**Problem details:**
Look for the string "screenshot" in the listing. Copy each line that has it.
· · · · ·
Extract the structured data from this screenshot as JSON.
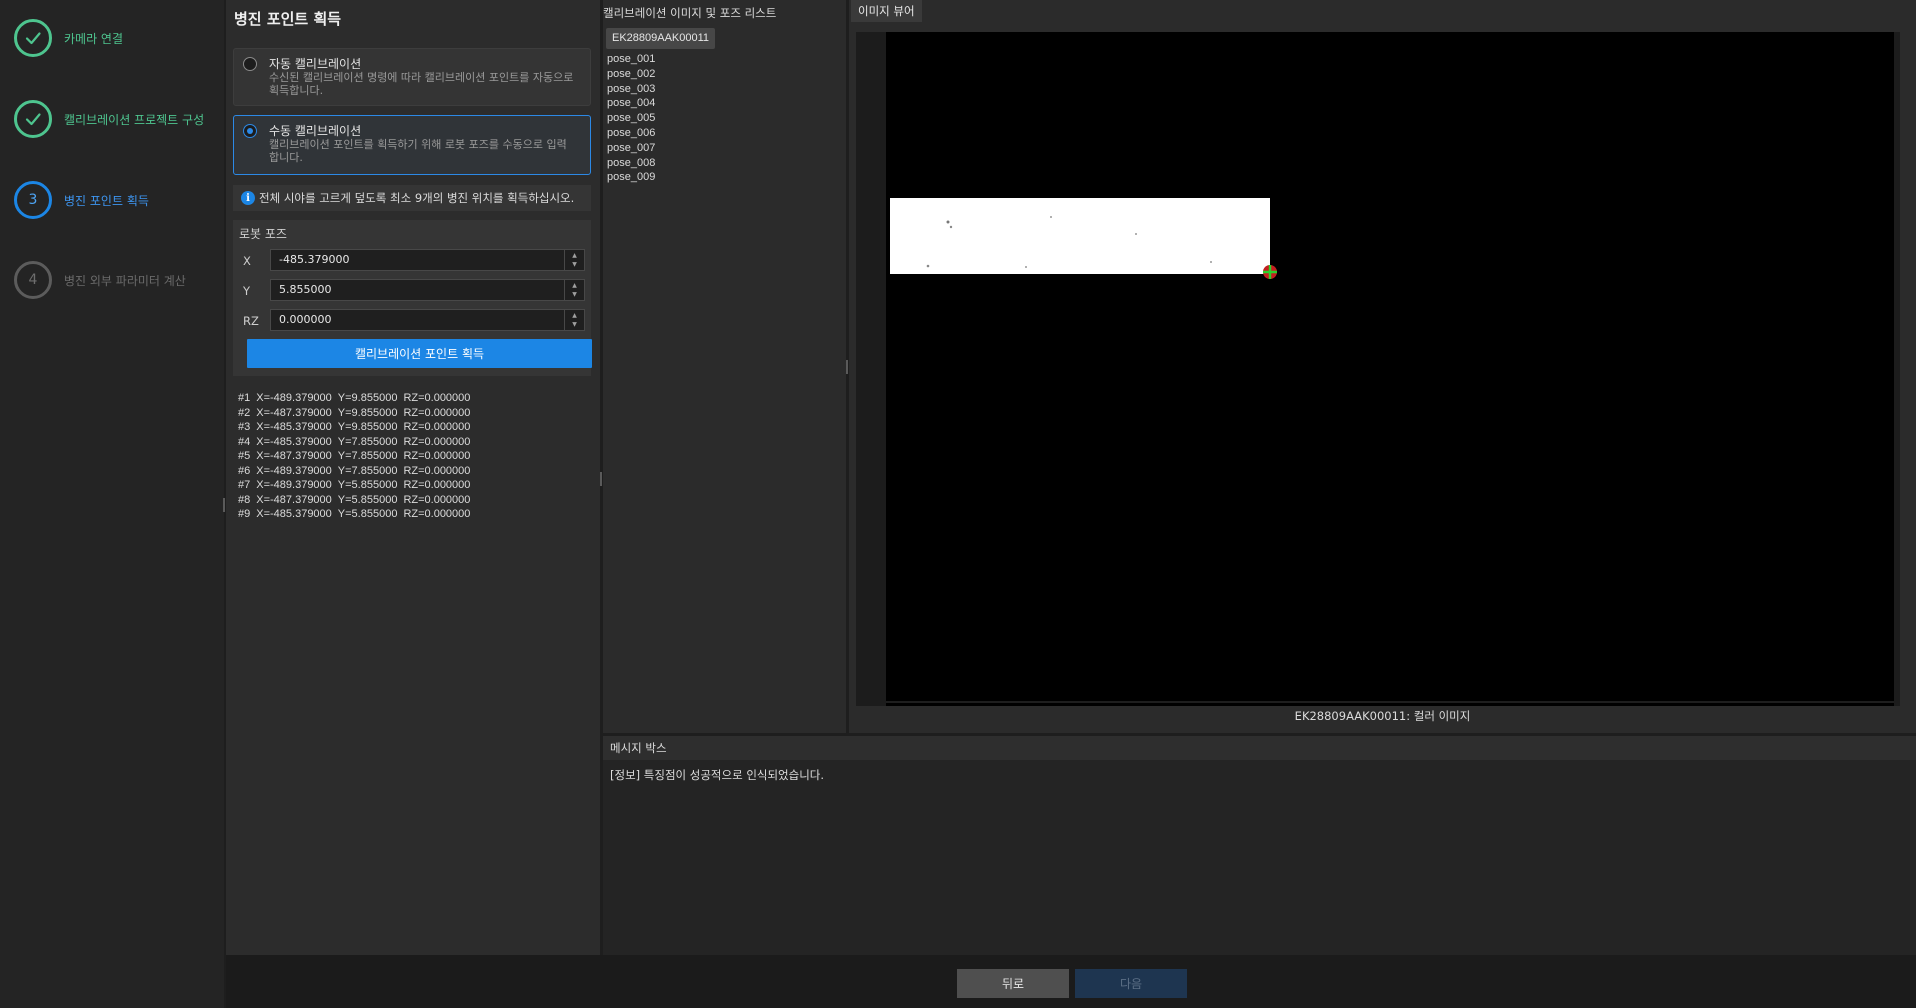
{
  "sidebar": {
    "steps": [
      {
        "number": "",
        "label": "카메라 연결",
        "state": "done"
      },
      {
        "number": "",
        "label": "캘리브레이션 프로젝트 구성",
        "state": "done"
      },
      {
        "number": "3",
        "label": "병진 포인트 획득",
        "state": "current"
      },
      {
        "number": "4",
        "label": "병진 외부 파라미터 계산",
        "state": "pending"
      }
    ]
  },
  "left_panel": {
    "title": "병진 포인트 획득",
    "auto_option": {
      "title": "자동 캘리브레이션",
      "description": "수신된 캘리브레이션 명령에 따라 캘리브레이션 포인트를 자동으로 획득합니다."
    },
    "manual_option": {
      "title": "수동 캘리브레이션",
      "description": "캘리브레이션 포인트를 획득하기 위해 로봇 포즈를 수동으로 입력합니다."
    },
    "info_text": "전체 시야를 고르게 덮도록 최소 9개의 병진 위치를 획득하십시오.",
    "robot_pose": {
      "title": "로봇 포즈",
      "x_label": "X",
      "x_value": "-485.379000",
      "y_label": "Y",
      "y_value": "5.855000",
      "rz_label": "RZ",
      "rz_value": "0.000000"
    },
    "capture_button_label": "캘리브레이션 포인트 획득",
    "points": [
      {
        "id": "#1",
        "x": "X=-489.379000",
        "y": "Y=9.855000",
        "rz": "RZ=0.000000"
      },
      {
        "id": "#2",
        "x": "X=-487.379000",
        "y": "Y=9.855000",
        "rz": "RZ=0.000000"
      },
      {
        "id": "#3",
        "x": "X=-485.379000",
        "y": "Y=9.855000",
        "rz": "RZ=0.000000"
      },
      {
        "id": "#4",
        "x": "X=-485.379000",
        "y": "Y=7.855000",
        "rz": "RZ=0.000000"
      },
      {
        "id": "#5",
        "x": "X=-487.379000",
        "y": "Y=7.855000",
        "rz": "RZ=0.000000"
      },
      {
        "id": "#6",
        "x": "X=-489.379000",
        "y": "Y=7.855000",
        "rz": "RZ=0.000000"
      },
      {
        "id": "#7",
        "x": "X=-489.379000",
        "y": "Y=5.855000",
        "rz": "RZ=0.000000"
      },
      {
        "id": "#8",
        "x": "X=-487.379000",
        "y": "Y=5.855000",
        "rz": "RZ=0.000000"
      },
      {
        "id": "#9",
        "x": "X=-485.379000",
        "y": "Y=5.855000",
        "rz": "RZ=0.000000"
      }
    ]
  },
  "middle_panel": {
    "title": "캘리브레이션 이미지 및 포즈 리스트",
    "camera_tab": "EK28809AAK00011",
    "poses": [
      "pose_001",
      "pose_002",
      "pose_003",
      "pose_004",
      "pose_005",
      "pose_006",
      "pose_007",
      "pose_008",
      "pose_009"
    ]
  },
  "viewer": {
    "tab_label": "이미지 뷰어",
    "caption": "EK28809AAK00011: 컬러 이미지"
  },
  "messages": {
    "header": "메시지 박스",
    "text": "[정보] 특징점이 성공적으로 인식되었습니다."
  },
  "footer": {
    "back_label": "뒤로",
    "next_label": "다음"
  },
  "colors": {
    "accent": "#1c86e5",
    "done": "#4ec58f",
    "pending": "#5c5c5c"
  }
}
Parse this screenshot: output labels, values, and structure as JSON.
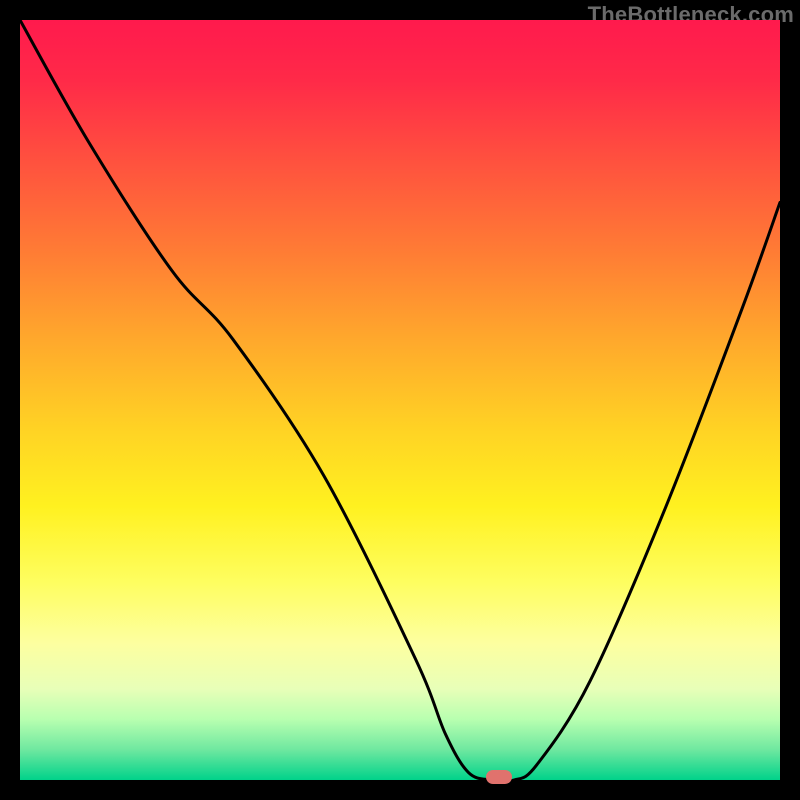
{
  "watermark": {
    "text": "TheBottleneck.com"
  },
  "colors": {
    "marker": "#e0726d",
    "curve_stroke": "#000000",
    "frame_bg": "#000000"
  },
  "chart_data": {
    "type": "line",
    "title": "",
    "xlabel": "",
    "ylabel": "",
    "xlim": [
      0,
      100
    ],
    "ylim": [
      0,
      100
    ],
    "grid": false,
    "legend": false,
    "series": [
      {
        "name": "bottleneck-curve",
        "x": [
          0,
          9,
          20,
          28,
          40,
          52,
          56,
          59,
          62,
          65,
          68,
          75,
          85,
          95,
          100
        ],
        "values": [
          100,
          84,
          67,
          58,
          40,
          16,
          6,
          1,
          0,
          0,
          2,
          13,
          36,
          62,
          76
        ]
      }
    ],
    "annotations": [
      {
        "name": "optimal-marker",
        "x": 63,
        "y": 0
      }
    ]
  }
}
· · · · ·
**Your solution:**
Extract the structured data from this screenshot as JSON.
Parse this screenshot: output labels, values, and structure as JSON.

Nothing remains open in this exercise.